Future Cinema

Course Site for Future Cinema 1 (and sometimes Future Cinema 2: Applied Theory) at York University, Canada

Questions for Augmented Human / Hologram Clip

Hello Everyone,

It seems that my current Chrome settings made the site rather limited in accessibility, but I have been able to fully access it with the scripts and such through Microsoft Edge. If anyone else has been having similar issues, switching browsers might be a quick fix. I think we went over much of the content of these, but here are my questions from last Wednesday:

1. In the second chapter, Papagiannis discusses the possibilities of augmented reality to essentially ‘mute’ or ‘block’ out an individual, very much like one would do on present-day social media. She is quick to note the similarities of such a concept to television dramas containing dark themes such as Black Mirror and adds that mediated reality has the potential to foster a culture of avoidance and even ignorance. Though it could be argued that such technology is well beyond the grasp and implementation of our policy makers, should we be concerned that such a development could essentially silence and/or erase the concerns of those at the margins? With examples such as the Ontario provincial government’s recent efforts of erasure towards LGBTQ and indigenous peoples in the public education system, should we be weary of censoring technology getting into the hands of authority?

2. Augmented reality undoubtedly holds great promise, but one is led to ask if such a field of development can maintain any level of autonomy by the time that it researches a stage of mass usage and consumption. Is it possible for such technology to reach a wide range of users in the near future without being absorbed into a corporate juggernaut such as Facebook?

3. In chapter eight, Papagiannis cites Cassie Goldring, who states that the point of AR is not to become superhuman, but rather to allow us to reach our full potential, connect us in new ways, and ultimately gain a deeper understanding of one another. Are such boundaries possible given the current climate of profit-driven enterprises and fame-seeking?

4. In the final chapter, Papagiannis concludes by stating that “Seeing realities that are not yet actualized can stir our willingness to welcome and celebrate new possibilities, in turn expanding our consciousness to better humanity and activate change to benefit many.” Are there particularly relevant areas that you feel this statement applies to in our current sociopolitical climate?

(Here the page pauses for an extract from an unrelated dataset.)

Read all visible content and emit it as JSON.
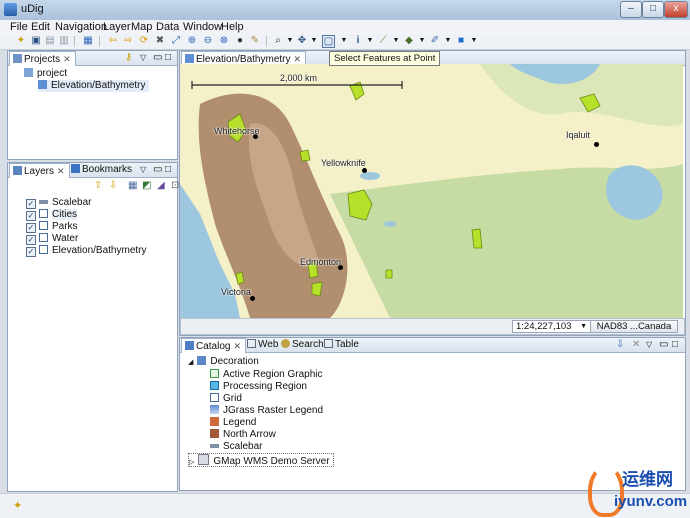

Also, if anyone is interested in viewing, here’s a clip of the hologram of Hideto Matsumoto (Hide) that I mentioned during class:


Sun, October 7 2018 » Future Cinema